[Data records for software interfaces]
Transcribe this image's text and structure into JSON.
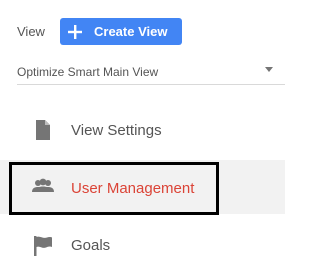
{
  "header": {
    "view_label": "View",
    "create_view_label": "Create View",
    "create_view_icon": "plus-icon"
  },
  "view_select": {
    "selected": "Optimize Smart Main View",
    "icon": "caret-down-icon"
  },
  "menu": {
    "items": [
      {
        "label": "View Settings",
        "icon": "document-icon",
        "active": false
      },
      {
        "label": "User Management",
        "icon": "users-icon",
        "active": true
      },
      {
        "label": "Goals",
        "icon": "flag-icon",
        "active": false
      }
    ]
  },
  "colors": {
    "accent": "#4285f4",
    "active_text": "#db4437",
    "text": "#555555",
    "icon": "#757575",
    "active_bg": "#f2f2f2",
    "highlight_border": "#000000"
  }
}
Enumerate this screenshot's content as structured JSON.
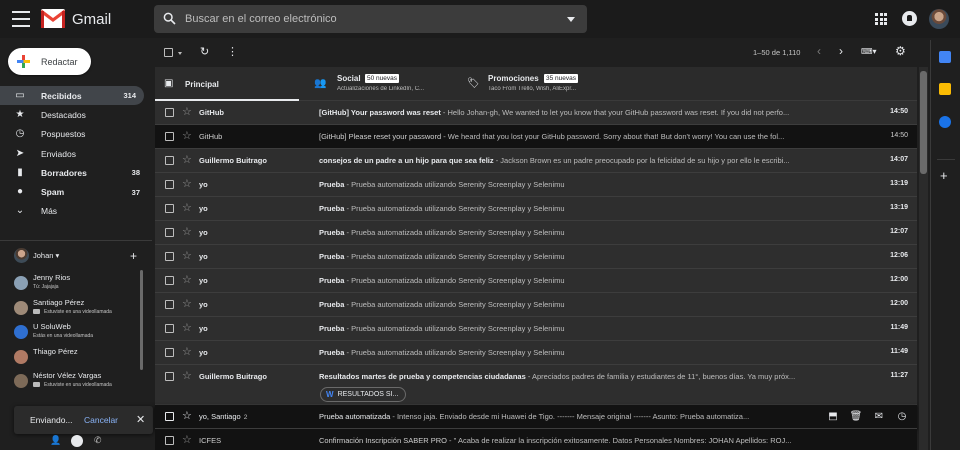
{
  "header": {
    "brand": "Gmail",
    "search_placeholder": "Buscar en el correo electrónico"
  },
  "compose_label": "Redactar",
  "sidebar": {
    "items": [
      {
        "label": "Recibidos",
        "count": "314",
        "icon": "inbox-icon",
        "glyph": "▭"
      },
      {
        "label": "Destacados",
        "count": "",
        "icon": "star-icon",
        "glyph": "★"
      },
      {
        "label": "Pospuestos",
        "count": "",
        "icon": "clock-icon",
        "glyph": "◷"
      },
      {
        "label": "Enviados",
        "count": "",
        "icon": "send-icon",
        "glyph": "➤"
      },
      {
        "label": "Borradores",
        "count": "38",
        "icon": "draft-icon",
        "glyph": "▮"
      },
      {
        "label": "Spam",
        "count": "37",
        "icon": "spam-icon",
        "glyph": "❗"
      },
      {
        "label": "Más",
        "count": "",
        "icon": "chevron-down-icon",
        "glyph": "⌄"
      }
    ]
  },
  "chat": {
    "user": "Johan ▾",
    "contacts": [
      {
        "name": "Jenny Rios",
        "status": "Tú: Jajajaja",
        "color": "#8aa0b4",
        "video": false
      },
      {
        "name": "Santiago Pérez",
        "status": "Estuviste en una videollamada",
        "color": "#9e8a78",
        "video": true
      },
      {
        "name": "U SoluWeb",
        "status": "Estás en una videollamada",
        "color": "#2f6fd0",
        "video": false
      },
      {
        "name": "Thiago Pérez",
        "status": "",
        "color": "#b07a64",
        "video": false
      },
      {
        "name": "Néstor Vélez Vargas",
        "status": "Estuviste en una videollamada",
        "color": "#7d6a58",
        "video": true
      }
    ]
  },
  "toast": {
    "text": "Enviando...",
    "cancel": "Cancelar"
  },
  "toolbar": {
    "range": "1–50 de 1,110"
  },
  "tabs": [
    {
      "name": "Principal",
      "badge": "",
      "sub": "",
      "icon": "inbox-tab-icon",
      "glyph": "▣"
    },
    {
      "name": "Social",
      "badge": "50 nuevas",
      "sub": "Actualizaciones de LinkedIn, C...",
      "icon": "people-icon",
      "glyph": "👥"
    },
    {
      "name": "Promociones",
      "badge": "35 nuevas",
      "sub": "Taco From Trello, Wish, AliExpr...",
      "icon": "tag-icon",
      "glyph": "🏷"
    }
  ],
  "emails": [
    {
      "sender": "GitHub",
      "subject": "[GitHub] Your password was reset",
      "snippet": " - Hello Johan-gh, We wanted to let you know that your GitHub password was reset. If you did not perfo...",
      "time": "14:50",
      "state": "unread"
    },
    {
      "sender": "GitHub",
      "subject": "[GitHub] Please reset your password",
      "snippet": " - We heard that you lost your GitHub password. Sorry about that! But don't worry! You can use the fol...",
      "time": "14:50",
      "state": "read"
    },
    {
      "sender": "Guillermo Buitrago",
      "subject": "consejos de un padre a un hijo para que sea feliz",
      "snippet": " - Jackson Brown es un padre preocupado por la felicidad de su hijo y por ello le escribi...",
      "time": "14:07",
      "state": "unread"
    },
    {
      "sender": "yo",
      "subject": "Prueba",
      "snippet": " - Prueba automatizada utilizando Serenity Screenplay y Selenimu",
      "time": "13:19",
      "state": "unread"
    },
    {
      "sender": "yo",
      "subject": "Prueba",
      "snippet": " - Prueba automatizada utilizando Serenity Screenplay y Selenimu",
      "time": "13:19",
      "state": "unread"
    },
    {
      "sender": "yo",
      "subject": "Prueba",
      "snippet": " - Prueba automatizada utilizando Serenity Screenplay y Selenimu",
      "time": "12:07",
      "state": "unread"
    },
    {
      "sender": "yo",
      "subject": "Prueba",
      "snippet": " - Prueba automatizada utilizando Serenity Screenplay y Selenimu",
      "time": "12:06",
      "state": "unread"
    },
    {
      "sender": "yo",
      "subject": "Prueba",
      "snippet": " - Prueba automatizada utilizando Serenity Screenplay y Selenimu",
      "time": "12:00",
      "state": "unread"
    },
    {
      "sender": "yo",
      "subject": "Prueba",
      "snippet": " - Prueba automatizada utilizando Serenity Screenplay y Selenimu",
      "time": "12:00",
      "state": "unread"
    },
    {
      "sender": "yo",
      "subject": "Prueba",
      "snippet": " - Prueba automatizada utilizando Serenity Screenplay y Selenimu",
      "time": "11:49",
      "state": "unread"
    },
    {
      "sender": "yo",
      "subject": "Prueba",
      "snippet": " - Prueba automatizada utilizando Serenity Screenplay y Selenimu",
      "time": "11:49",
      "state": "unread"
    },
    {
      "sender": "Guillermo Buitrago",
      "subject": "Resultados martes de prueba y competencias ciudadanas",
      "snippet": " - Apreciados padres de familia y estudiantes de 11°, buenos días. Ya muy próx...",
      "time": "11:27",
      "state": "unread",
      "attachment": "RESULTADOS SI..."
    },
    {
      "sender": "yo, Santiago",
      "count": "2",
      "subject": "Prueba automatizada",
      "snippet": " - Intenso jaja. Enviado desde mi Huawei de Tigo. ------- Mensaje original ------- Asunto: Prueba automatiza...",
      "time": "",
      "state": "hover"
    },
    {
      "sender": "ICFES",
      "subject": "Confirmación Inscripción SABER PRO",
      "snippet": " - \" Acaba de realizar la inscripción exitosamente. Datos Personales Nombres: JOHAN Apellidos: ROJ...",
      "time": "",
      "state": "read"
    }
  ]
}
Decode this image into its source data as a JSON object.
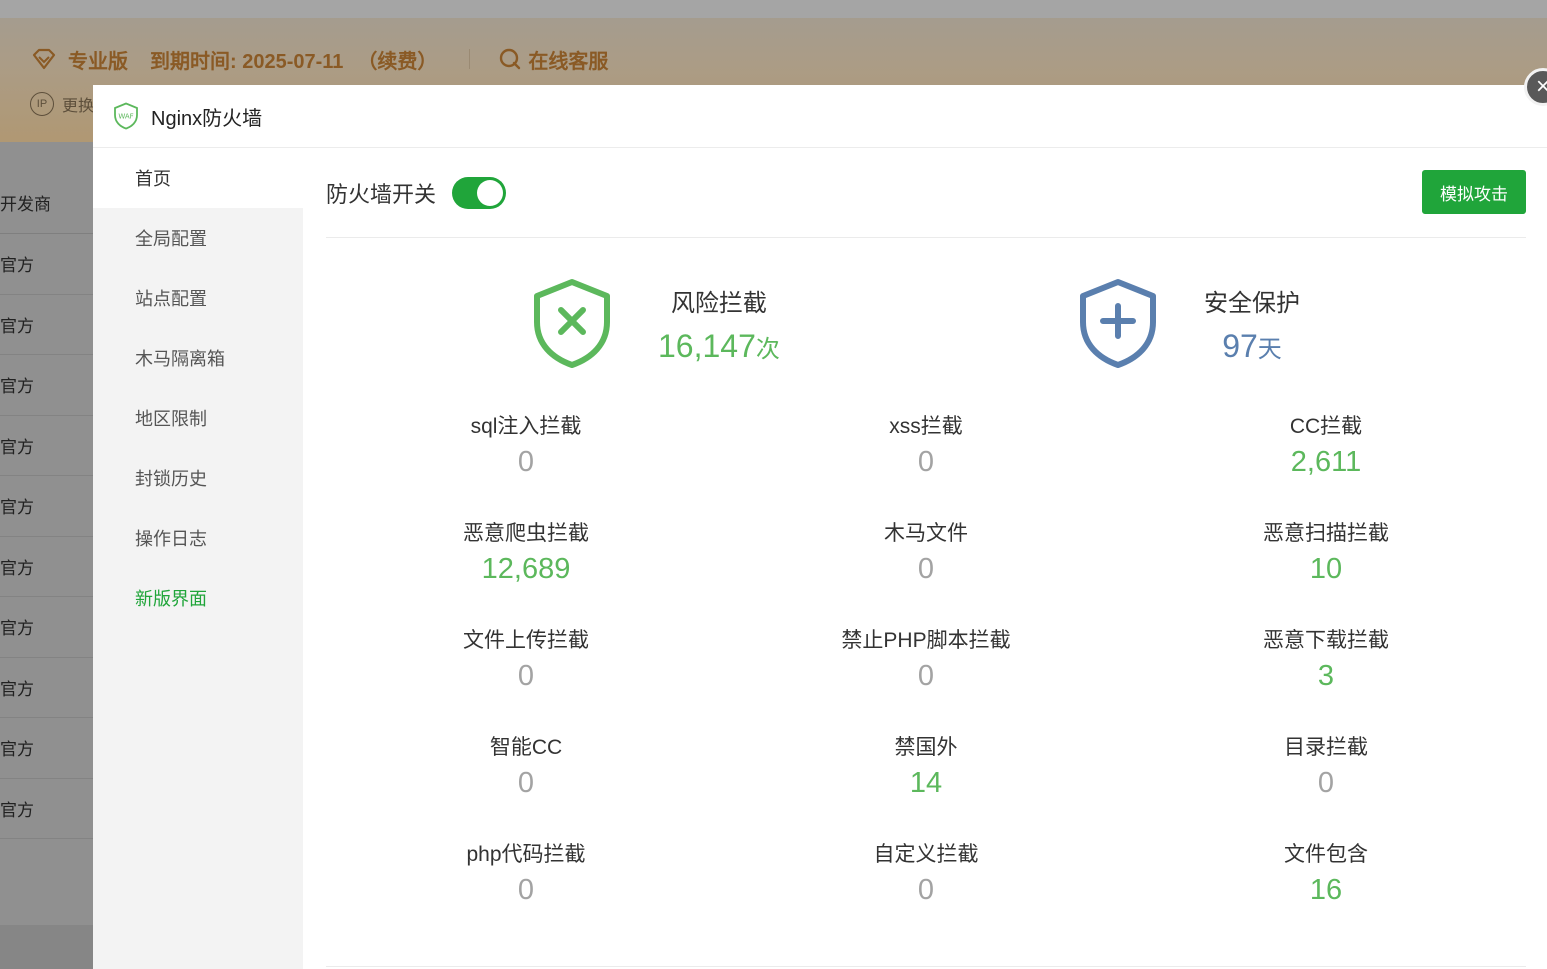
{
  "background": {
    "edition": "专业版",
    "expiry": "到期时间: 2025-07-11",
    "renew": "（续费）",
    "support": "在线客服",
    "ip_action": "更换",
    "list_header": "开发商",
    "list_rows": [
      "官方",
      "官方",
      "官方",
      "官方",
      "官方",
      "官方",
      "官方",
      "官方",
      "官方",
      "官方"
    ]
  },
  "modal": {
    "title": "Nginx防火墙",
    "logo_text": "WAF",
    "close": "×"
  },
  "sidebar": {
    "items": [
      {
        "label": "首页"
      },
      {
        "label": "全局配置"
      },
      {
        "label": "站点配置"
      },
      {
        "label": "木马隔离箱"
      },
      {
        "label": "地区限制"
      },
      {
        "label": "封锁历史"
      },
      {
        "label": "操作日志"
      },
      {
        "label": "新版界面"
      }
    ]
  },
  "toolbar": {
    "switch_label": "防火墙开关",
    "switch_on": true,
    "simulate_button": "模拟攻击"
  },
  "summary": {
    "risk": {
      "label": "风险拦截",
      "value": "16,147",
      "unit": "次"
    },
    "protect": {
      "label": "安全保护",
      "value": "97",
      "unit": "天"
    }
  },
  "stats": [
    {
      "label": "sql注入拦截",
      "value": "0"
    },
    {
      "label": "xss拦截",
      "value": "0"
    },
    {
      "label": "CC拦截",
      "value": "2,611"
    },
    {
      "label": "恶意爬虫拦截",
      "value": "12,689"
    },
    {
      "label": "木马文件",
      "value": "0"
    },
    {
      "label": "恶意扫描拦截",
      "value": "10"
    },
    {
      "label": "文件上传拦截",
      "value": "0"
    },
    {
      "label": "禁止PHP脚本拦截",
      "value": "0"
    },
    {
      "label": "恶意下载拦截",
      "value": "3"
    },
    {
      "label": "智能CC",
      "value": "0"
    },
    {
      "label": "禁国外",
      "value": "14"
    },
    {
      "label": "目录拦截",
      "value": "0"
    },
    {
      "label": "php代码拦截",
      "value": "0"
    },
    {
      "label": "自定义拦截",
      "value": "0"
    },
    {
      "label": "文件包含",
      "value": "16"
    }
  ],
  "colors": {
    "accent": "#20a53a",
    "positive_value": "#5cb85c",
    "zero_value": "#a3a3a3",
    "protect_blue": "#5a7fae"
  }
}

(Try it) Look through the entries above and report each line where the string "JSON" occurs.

(Task output)
Transcribe this image's text and structure into JSON.
Enumerate this screenshot's content as structured JSON.
Decode this image into its source data as a JSON object.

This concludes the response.